last night in p.p. we had a quick walking orientation tour with our leader, then several of us were starving so we headed to the waterfront to sit at a restaurant and get drinks and appetizers before our group dinner. for dinner, we ate at a pizza place that was actually not too bad. sadly everytime you're sitting at a restaurant, kids and adults too will come right up to you at your table and solicit you to buy things they are selling. usually books, hammocks, or little bracelets and things. the restaurant owners don't shoo them away or anything, so it makes dining here a bit difficult at times. earlier on the bus at the tarantula market, i was swarmed by kids trying to sell me things. i said no thanks and headed to the bathroom. but this one boy followed me and kept talking to me. basically saying when i came out i would then buy from him. he sure enough was there when i came out, and followed me back to the bus. when i got back on the bus, he kept sticking his head in and looking right at me saying, "if you don't buy from me, i cry." then i think i even heard him fake crying. i feel bad, but c'mon. that's a bit too much.
today we spent our morning on a guided tour of the killing fields and genocidal museum and s-21, the site where cambodians were interrogated, tortured and killed during pol pot's regime in the mid to late 70's. there were some very graphic photos and descriptions of the torturing that was carried out there. everything seems to have been left almost as it was, making it very eerie inside as you walk through the cells. the killing fields were just as somber - there were umpteen pits in the ground that were once mass graves. many of them have been excavated and the bones and skulls are places on display in a tower on the site, another gruesome site. what was the most disturbing was a killing tree which served as a place where khmer rouge officers bashed the heads of babies before throwing them in the mass graves. even more disturbing was that in several of the sectioned off parts of the mass graves, and even just on the areas you walk around, you see white things in the ground. yes, they are bone fragments and teeth. they rise to the surface of the soil when it floods. our guide said that awhile back chinese tourists would pick up things like that and put them in plastic sleeves as souvenirs. so wrong. now they have more or less a deposit box where if you find any you can place them there. so atrocious the things that went on there, for no reason. it was very eye opening and distrubing, but all the more important to see.
on a more lighthearted note, after that we visited the royal palace and silver pagoda. it's nowhere near as good as the grand palace in bangkok, but it's still quite extensive and impressive in its own right. back at the hotel now for some down time. several of us are heading to a charity restaurant for dinner. tomorrow we're off to hcmc vietnam! my tour leader laughed at me taking photos of the crazy amounts of motorbikes here, but he said vietnam is insane. i have a hard enough time crossing the streets here, so hopefully i'll survive vietnam where you are supposed to just counter-intuitively just walk into the traffic and they flow around you...hmmm.

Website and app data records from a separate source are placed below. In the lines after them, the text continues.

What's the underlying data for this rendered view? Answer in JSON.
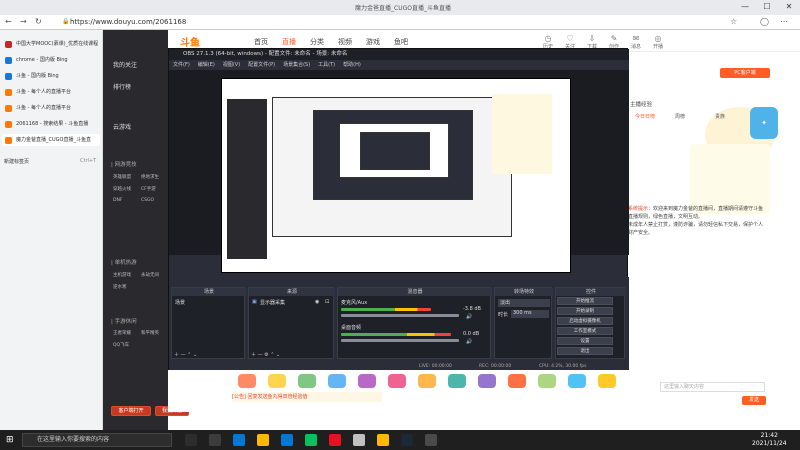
{
  "browser": {
    "window_title": "魔力金爸直播_CUGO直播_斗鱼直播",
    "url": "https://www.douyu.com/2061168",
    "minimize": "—",
    "maximize": "☐",
    "close": "✕"
  },
  "tabs": [
    {
      "label": "中国大学MOOC(慕课)_优质在线课程",
      "color": "#c62828"
    },
    {
      "label": "chrome - 国内版 Bing",
      "color": "#1976d2"
    },
    {
      "label": "斗鱼 - 国内版 Bing",
      "color": "#1976d2"
    },
    {
      "label": "斗鱼 - 每个人的直播平台",
      "color": "#ff7700"
    },
    {
      "label": "斗鱼 - 每个人的直播平台",
      "color": "#ff7700"
    },
    {
      "label": "2061168 - 搜索结果 - 斗鱼直播",
      "color": "#ff7700"
    },
    {
      "label": "魔力金爸直播_CUGO直播_斗鱼直",
      "color": "#ff7700"
    }
  ],
  "new_tab": {
    "label": "新建标签页",
    "shortcut": "Ctrl+T"
  },
  "douyu_sidebar": {
    "items": [
      "我的关注",
      "排行榜",
      "云游戏"
    ],
    "section1": "| 网游竞技",
    "section2": "| 单机热游",
    "section3": "| 手游休闲",
    "sub1": [
      "英雄联盟",
      "绝地求生",
      "穿越火线",
      "CF手游",
      "DNF",
      "CSGO"
    ],
    "sub2": [
      "主机游戏",
      "永劫无间",
      "逆水寒"
    ],
    "sub3": [
      "王者荣耀",
      "和平精英",
      "QQ飞车"
    ],
    "client_btn": "客户端打开",
    "live_btn": "我要开播"
  },
  "douyu_header": {
    "logo": "斗鱼",
    "nav": [
      "首页",
      "直播",
      "分类",
      "视频",
      "游戏",
      "鱼吧"
    ],
    "active_index": 1,
    "icons": [
      {
        "label": "历史",
        "glyph": "◷"
      },
      {
        "label": "关注",
        "glyph": "♡"
      },
      {
        "label": "下载",
        "glyph": "⇩"
      },
      {
        "label": "创作",
        "glyph": "✎"
      },
      {
        "label": "消息",
        "glyph": "✉"
      },
      {
        "label": "开播",
        "glyph": "◎"
      }
    ]
  },
  "douyu_right": {
    "pc_button": "PC客户端",
    "rank_title": "主播经验",
    "rank_tabs": [
      "今日日榜",
      "周榜",
      "贵族"
    ],
    "chat": [
      {
        "sys": "系统提示：",
        "text": "欢迎来到魔力金爸的直播间，直播期间请遵守斗鱼直播规则，绿色直播，文明互动。"
      },
      {
        "sys": "",
        "text": "未成年人禁止打赏，谨防诈骗，请勿轻信私下交易，保护个人财产安全。"
      }
    ],
    "input_placeholder": "这里输入聊天内容",
    "send": "发送"
  },
  "obs": {
    "title": "OBS 27.1.3 (64-bit, windows) - 配置文件: 未命名 - 场景: 未命名",
    "menu": [
      "文件(F)",
      "编辑(E)",
      "视图(V)",
      "配置文件(P)",
      "场景集合(S)",
      "工具(T)",
      "帮助(H)"
    ],
    "panels": {
      "scenes": {
        "title": "场景",
        "items": [
          "场景"
        ]
      },
      "sources": {
        "title": "来源",
        "items": [
          "显示器采集"
        ]
      },
      "mixer": {
        "title": "混音器",
        "tracks": [
          {
            "name": "桌面音频",
            "db": "0.0 dB"
          },
          {
            "name": "麦克风/Aux",
            "db": "-3.8 dB"
          }
        ]
      },
      "transitions": {
        "title": "转场特效",
        "type": "淡出",
        "duration_label": "时长",
        "duration": "300 ms"
      },
      "controls": {
        "title": "控件",
        "buttons": [
          "开始推流",
          "开始录制",
          "启动虚拟摄像机",
          "工作室模式",
          "设置",
          "退出"
        ]
      }
    },
    "status": {
      "live": "LIVE: 00:00:00",
      "rec": "REC: 00:00:00",
      "cpu": "CPU: 4.2%, 30.00 fps"
    }
  },
  "notice": "[公告] 回复发送鱼丸得双倍经验值",
  "taskbar": {
    "search_placeholder": "在这里输入你要搜索的内容",
    "time": "21:42",
    "date": "2021/11/24"
  }
}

p.s. people always talk about thai food being so good, and i don't disagree, but surprisingly (sorry sokphal) i am liking cambodian cuisine the best so far! who knew?